This is a tribute to all the women in fact who are oppressed, reduced and shamed in the name of religion, and who still find the strength and dignity to go on another day.
O Talib*, O ye self-professed Learned One,
I have something to say to you. You can whip up monsters from the air and call them your Shariah*. You can torture and mangle “your” women, break their spirits and their bodies and call it the Word of God. You can wear your imperious lungee* and as it swishes around in the wind, you imagine the very angels dancing around you. You grow your hairy beards, and hide your malevolent grins behind them. You rumble and you roar and that is your devotion. You maim and you kill and you call that Divine intervention.
But then secretly you also glance at your reflections and you see what we all see: imperfect, angry, reviled men trying to validate their existence in the only way they can - by wiping the planet clean of the scourge of the Double (H)Ex*. But then you pause with the greatest effort known to the Men of God and you think: How can we annihilate this evil, garbed in soft flesh if we are to propagate and procreate? How else are we to add to the rank and file of Allah’s soldiers?
The conundrum is excruciating. So you continue to brutalize and ravage just short of pushing her six feet under. Just so you can crush her under you instead and make her pay for staying alive. To bear and to beget your many sons. To nurture and feed your rabid army of the Men of Allah.
O Ye Men of Allah,
I have something to say to you.
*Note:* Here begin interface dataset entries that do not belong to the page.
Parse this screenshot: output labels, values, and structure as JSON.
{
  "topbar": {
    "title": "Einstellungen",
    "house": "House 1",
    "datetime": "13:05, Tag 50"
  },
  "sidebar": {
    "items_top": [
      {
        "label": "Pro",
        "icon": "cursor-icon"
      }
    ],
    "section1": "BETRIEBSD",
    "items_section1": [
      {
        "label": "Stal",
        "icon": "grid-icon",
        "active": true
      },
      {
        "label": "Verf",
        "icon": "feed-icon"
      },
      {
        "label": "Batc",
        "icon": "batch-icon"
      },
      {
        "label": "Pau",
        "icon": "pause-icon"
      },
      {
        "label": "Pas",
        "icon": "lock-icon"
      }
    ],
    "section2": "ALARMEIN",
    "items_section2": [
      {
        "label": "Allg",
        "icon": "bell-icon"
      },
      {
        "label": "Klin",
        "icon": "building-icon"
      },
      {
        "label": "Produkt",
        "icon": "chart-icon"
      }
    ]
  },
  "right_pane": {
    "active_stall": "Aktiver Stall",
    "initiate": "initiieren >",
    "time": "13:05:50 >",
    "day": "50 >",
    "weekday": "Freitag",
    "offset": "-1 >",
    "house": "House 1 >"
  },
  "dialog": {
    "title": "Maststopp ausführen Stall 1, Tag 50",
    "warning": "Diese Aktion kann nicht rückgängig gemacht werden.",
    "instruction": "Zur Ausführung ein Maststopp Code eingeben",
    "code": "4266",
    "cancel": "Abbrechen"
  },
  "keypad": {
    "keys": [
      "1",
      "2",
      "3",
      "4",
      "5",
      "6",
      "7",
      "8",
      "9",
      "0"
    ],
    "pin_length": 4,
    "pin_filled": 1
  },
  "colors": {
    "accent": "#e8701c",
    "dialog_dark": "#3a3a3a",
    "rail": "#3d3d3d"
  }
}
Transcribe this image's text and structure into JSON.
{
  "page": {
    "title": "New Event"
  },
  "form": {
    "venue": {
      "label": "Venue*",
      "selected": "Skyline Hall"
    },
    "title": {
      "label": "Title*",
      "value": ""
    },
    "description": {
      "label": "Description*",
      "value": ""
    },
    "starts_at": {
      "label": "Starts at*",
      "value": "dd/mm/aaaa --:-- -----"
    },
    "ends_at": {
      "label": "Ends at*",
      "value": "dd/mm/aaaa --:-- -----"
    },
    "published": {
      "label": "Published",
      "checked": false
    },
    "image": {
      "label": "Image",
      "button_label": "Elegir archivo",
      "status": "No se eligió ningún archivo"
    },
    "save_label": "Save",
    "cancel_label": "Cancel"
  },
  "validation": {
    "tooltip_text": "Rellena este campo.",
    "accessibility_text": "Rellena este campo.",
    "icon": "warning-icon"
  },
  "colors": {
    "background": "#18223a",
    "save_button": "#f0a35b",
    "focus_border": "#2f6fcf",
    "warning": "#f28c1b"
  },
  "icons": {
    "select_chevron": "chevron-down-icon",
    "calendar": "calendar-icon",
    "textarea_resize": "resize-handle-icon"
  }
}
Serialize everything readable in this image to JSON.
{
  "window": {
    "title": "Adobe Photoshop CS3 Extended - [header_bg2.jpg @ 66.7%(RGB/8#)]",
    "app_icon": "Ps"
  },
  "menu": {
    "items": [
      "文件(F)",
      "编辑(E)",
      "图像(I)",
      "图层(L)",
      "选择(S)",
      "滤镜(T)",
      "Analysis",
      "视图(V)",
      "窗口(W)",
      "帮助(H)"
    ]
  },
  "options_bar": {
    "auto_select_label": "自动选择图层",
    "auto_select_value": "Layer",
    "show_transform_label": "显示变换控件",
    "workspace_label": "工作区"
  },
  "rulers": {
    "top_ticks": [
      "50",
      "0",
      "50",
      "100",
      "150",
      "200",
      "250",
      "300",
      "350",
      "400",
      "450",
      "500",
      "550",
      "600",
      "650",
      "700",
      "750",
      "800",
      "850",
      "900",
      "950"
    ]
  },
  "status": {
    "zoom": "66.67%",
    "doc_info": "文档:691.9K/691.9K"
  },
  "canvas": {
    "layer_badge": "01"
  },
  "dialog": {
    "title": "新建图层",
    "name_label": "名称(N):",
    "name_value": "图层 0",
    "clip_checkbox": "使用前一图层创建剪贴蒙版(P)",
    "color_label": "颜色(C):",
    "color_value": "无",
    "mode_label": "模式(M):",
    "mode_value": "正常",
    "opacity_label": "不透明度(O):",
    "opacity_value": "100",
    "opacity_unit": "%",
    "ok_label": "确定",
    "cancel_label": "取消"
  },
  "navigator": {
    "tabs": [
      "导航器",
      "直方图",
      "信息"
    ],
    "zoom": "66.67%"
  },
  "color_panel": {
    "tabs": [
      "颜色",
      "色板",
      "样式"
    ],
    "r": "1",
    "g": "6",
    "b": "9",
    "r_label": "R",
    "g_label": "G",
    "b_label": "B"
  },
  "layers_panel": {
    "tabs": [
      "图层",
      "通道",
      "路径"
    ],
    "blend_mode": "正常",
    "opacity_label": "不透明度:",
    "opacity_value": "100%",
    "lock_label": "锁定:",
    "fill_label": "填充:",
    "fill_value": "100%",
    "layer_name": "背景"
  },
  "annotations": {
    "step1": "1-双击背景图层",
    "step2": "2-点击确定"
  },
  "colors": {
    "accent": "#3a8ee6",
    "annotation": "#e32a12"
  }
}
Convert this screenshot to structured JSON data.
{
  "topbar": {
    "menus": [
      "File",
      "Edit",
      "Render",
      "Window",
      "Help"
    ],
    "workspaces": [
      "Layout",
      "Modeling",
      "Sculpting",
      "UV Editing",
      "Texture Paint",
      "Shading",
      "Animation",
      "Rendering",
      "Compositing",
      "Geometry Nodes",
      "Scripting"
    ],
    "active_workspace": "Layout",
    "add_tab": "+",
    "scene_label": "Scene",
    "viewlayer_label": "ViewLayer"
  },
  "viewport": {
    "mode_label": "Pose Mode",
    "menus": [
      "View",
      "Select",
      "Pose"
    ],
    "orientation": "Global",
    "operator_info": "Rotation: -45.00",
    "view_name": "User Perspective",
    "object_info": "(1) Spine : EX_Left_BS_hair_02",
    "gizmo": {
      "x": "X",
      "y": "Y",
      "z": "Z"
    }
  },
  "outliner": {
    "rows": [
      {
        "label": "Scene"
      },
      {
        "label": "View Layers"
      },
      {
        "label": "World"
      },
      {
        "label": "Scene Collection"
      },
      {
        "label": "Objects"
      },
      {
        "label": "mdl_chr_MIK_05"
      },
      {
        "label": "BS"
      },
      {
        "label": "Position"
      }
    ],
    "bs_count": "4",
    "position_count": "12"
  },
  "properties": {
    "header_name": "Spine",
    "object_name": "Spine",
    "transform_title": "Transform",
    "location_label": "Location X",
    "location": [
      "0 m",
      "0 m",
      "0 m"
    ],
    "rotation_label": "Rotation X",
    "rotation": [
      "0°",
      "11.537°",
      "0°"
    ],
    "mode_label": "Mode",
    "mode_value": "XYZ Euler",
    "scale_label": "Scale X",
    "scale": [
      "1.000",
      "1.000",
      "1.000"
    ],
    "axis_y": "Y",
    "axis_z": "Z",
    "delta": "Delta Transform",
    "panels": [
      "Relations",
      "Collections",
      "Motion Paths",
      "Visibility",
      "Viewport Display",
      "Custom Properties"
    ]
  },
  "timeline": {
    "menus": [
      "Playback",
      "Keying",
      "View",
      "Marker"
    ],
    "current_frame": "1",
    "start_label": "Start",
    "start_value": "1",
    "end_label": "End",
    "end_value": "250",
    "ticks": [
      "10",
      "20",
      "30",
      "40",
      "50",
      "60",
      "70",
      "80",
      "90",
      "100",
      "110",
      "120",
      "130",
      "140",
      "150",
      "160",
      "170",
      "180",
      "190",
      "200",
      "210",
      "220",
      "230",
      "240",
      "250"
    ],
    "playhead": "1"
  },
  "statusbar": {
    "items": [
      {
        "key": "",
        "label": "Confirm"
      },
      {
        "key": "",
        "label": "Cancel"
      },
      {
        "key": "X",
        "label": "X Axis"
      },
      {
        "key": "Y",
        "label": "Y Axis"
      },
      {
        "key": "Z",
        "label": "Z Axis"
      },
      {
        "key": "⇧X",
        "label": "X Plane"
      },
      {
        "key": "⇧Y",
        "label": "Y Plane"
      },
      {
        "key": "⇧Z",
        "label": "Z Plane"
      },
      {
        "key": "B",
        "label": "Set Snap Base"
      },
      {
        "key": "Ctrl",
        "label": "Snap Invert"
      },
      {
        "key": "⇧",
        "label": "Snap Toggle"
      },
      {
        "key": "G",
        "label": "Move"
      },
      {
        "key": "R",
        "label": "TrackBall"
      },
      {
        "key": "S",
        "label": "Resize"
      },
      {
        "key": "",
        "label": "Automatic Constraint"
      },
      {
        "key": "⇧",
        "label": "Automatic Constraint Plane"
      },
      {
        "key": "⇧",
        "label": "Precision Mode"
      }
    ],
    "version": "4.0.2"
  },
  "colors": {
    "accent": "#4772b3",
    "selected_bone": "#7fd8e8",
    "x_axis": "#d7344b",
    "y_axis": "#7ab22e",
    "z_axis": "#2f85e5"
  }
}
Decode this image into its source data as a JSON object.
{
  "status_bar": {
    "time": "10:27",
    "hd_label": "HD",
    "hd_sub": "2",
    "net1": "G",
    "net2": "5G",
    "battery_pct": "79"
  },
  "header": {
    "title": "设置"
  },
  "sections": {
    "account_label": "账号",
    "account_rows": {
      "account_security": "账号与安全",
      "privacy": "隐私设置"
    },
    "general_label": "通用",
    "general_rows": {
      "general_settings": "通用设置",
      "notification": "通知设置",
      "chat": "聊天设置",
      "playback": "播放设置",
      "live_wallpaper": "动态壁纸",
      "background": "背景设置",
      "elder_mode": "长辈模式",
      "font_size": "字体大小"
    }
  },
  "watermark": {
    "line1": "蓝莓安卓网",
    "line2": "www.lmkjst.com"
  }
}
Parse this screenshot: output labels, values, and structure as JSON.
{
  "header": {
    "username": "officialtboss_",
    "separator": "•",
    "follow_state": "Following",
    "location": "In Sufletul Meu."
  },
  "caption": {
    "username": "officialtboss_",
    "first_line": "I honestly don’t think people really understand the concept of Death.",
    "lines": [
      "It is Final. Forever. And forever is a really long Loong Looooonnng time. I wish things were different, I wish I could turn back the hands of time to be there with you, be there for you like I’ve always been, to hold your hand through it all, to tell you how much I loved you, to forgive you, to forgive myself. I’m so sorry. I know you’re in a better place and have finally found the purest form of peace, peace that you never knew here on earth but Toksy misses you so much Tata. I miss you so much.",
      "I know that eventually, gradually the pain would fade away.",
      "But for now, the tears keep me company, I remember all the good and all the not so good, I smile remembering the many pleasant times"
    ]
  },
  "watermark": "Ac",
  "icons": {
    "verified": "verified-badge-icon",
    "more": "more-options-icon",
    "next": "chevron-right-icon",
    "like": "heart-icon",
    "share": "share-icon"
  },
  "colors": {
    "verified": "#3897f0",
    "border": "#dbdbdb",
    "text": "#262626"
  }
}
Hear me.
I am the Daughter of the Universe; the Yin to your Yang, the ultimate balancing act of God’s will gone wrong in your hands.
Hear me. We will be who we are: the proud women of Afghanistan. Our honour lies serenely, supremely, completely in the depths of our own eyes, not in yours.
Look at me. Don’t hide behind your fragile male bravado. Look at me. Don’t turn your suddenly shameful eyes away.
Look at me. Look at me.
Look at me as I rise like a Phoenix from the ashes that you kicked aside. Look at me as I look at you. Look at me and see what you have become. Look at me as your heart Drains … Shrivels …. Breaks …. Burns in its own hell.
Hear me, my voice will echo through my sisters even if mine falls silent. You will Hear me.
Look at me, even if it is at my corpse as I go to meet my Maker. You will Look at me.
For Allah hears me. For Allah sees me.
Allah stands behind me as we both look at you. As we both await you.
* Double (H)Ex: Word play on the double X chromosomes that all female mammals possess. Hex is a spell or a curse.
* Talib: Scholar; Learned one.
* Shariah: Islamic law derived from the teachings of the Quran but mainly from the Prophet Muhammad. It is not a list of rules but rather a set of principles on aspects of life, including marriage, divorce, finance and rituals such as fasting and prayer.